▸ WHAT TO DO
The answer must consist of every line from the entries that holds the word "Series".

(Records contained in a dataset)
============

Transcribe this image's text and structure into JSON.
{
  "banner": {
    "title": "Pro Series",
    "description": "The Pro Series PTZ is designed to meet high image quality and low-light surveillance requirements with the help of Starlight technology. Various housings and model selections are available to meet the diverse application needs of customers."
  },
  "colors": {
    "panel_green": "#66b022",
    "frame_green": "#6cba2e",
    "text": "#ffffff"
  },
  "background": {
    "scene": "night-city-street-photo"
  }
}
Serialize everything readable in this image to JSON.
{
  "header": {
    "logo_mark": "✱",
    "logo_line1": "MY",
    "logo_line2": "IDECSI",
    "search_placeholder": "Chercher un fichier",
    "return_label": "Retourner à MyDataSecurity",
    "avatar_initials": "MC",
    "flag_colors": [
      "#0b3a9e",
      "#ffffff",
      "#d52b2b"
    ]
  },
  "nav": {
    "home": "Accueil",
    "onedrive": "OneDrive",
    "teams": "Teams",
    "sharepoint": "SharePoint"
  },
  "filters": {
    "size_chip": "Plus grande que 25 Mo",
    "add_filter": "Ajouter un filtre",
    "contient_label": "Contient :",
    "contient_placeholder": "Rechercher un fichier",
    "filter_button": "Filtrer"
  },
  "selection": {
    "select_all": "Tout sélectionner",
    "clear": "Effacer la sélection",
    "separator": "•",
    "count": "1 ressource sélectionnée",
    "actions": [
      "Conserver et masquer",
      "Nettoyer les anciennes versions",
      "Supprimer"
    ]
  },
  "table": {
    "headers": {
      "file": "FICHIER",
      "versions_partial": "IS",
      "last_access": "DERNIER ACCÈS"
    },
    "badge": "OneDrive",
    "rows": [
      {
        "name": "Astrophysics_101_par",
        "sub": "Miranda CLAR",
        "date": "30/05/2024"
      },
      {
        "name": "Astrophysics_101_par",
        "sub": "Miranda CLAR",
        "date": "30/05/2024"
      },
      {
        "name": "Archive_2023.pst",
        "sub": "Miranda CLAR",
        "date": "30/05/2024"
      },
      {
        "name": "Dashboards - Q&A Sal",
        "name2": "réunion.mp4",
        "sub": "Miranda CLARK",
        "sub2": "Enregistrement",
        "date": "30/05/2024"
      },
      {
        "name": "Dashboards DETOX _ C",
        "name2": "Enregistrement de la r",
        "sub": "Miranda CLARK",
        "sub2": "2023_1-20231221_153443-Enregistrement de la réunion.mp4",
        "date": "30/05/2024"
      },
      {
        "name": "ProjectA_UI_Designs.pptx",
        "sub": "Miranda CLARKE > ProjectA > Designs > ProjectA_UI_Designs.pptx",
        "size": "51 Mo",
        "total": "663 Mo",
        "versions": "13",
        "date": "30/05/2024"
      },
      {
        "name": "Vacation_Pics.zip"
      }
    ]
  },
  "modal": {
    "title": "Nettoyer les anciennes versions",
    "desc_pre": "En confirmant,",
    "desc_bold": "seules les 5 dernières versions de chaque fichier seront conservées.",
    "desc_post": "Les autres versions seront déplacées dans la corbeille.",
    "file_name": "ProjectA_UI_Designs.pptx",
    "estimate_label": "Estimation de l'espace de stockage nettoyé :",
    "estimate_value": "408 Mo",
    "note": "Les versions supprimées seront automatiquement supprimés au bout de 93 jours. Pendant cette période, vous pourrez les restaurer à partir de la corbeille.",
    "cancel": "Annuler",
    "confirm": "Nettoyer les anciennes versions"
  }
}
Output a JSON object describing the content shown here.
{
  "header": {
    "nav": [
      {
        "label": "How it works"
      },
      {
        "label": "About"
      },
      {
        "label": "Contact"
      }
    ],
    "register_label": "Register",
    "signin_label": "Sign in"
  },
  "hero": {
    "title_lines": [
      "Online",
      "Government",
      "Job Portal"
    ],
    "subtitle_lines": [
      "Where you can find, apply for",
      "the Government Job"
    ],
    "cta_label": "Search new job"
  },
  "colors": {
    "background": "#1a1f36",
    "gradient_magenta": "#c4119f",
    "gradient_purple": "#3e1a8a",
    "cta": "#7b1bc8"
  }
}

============

▸ WRITTEN RESPONSE
    "title": "Pro Series",
    "description": "The Pro Series PTZ is designed to meet high image quality and low-light surveillance requirements with the help of Starlight technology. Various housings and model selections are available to meet the diverse application needs of customers."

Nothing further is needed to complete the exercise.